Brexit cataclysmic for Northern Ireland firms, warns UUP businessman
Leaving the EU would be "cataclysmic" for Northern Ireland companies, the Ulster Unionists' business spokesman has said.
Mark Cosgrove, director of Ireland and Scotland for logistics firm Redhead International, said a split with the EU would be the "nastiest and messiest divorce".
He added: "My strong opinion is that it would be a disaster in general, and in the case of Northern Ireland, it would be cataclysmic.
"I think that having secured 12.5% corporation tax, to leave the EU at the same time would be economic madness. What would be our unique selling point as against the Republic?
"Because of our position in the western peninsula of Europe, one of the reasons people choose to invest here is our access to the south and the rest of Europe."
Mr Cosgrove's company is an independent freight business based in England but with depots in Dublin and Belfast.
The firm employs 350 people in the UK and 45 in Northern Ireland, and it makes deliveries between the UK and Ireland and into mainland Europe. Mr Cosgrove said he was speaking as a businessperson rather than for the party, which is yet to state its official position on a Brexit.
The Antrim and Newtownabbey councillor said people cited the trade deficit with the EU as a reason to leave, with the value of our imports outweighing the value of exports to the organisation.
But Mr Cosgrove added: "That trade deficit relates largely to high-end products coming in, such as cars from Germany. That doesn't take account of the large numbers of ordinary goods being transported back and forward every day of the week from the UK to the EU, such as packaging and foodstuffs."
Renewed border controls - for example, between Northern Ireland and the Republic - could affect the profit margin on such products, he claimed. "There's no doubt that business will lose out," he said. And the logistics director said the pro-Brexit argument in general was "like looking at just one side of the balance sheet, at liabilities instead of assets". "I'll be very much arguing that the balance sheet is still in favour of staying in Europe," he added.
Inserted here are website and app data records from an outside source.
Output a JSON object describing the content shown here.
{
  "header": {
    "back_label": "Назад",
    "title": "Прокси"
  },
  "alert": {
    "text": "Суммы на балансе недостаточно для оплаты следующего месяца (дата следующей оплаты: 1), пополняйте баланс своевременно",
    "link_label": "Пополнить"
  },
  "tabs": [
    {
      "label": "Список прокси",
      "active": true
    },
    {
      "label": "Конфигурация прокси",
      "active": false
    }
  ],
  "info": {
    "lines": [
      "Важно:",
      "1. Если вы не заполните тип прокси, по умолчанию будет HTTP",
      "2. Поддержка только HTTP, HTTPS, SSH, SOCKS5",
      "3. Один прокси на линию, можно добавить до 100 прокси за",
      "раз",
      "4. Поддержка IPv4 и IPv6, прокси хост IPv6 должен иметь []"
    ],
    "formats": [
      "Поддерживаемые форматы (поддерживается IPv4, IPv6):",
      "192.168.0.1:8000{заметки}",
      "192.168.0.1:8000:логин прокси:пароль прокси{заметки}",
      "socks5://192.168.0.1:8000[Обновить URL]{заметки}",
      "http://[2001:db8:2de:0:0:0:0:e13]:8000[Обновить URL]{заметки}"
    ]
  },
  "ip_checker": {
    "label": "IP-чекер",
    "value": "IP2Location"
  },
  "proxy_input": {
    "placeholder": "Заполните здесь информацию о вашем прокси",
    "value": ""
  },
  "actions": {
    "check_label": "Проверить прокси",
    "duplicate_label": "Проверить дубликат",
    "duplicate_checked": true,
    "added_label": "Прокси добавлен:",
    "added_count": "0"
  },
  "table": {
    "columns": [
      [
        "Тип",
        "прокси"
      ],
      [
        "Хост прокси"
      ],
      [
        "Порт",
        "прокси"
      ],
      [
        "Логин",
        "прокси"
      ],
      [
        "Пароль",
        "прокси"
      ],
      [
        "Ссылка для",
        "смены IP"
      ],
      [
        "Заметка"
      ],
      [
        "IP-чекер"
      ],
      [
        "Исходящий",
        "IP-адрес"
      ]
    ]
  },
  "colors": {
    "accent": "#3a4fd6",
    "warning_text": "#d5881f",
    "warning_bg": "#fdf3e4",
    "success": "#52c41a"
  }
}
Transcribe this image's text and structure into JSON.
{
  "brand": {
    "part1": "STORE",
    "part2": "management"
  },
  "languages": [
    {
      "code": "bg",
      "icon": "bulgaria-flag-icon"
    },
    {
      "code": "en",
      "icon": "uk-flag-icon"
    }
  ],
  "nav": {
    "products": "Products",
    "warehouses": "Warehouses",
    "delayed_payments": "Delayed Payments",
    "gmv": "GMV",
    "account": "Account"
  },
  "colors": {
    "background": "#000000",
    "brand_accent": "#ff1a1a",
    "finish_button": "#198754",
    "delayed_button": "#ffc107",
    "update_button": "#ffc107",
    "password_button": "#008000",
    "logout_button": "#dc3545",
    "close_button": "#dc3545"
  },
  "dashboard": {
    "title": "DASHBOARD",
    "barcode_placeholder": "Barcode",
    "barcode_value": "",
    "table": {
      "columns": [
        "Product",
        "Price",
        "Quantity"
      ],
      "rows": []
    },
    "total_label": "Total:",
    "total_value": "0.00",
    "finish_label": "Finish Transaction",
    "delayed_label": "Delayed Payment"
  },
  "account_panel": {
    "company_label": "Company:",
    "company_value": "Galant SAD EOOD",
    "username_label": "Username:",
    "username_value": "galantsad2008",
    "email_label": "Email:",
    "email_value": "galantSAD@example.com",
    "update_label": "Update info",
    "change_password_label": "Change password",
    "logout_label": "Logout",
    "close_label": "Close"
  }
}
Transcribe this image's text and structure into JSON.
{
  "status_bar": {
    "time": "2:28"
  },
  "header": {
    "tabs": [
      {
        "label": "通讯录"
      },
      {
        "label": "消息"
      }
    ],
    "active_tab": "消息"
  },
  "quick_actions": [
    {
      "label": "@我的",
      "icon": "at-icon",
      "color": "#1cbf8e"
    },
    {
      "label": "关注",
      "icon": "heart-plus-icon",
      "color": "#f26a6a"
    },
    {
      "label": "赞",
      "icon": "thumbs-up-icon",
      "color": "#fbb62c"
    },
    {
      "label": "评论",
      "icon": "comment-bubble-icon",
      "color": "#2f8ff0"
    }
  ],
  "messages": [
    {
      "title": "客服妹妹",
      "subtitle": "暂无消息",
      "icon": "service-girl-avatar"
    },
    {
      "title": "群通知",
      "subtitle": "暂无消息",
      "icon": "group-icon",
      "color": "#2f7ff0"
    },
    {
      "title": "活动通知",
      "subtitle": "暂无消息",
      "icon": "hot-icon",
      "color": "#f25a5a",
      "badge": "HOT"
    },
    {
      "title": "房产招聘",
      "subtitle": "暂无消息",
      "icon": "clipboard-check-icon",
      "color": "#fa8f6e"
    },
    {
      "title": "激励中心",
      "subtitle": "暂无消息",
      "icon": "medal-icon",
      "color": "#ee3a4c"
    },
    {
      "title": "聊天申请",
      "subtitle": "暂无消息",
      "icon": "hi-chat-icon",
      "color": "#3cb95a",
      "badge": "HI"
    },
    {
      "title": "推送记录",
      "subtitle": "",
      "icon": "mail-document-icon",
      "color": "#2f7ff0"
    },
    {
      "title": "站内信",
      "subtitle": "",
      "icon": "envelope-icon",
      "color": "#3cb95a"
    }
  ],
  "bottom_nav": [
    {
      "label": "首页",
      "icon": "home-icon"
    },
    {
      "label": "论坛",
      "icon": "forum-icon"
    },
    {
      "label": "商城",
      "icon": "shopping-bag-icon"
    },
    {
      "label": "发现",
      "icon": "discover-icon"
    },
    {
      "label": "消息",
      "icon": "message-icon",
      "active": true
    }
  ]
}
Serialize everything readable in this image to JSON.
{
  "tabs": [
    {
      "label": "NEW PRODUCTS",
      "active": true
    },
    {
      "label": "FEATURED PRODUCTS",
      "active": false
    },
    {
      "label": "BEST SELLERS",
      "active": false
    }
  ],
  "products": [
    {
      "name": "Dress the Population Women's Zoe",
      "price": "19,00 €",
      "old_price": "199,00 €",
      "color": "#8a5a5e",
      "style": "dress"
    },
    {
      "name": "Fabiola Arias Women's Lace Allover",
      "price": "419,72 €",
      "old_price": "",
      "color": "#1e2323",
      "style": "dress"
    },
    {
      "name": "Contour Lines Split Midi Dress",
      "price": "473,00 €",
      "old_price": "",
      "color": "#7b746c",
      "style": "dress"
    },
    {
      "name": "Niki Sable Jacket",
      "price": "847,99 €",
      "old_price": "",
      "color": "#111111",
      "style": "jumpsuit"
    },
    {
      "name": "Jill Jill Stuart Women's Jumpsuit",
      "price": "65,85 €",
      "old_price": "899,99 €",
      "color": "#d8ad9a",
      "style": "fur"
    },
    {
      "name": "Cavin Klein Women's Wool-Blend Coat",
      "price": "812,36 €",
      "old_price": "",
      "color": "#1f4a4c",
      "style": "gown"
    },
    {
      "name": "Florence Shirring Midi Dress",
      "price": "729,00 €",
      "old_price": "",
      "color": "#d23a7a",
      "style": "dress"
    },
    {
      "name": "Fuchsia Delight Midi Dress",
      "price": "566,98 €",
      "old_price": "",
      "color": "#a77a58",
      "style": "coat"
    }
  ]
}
He also said there was a lack of clarity around from the Brexit side: "It can't tell us what this is all going to look like. It's all hypothetical."
First Minister Arlene Foster has said that the DUP has been traditionally Eurosceptic and would be supporting a Brexit.
But she added it was subjective and that DUP members and voters would have "differing views".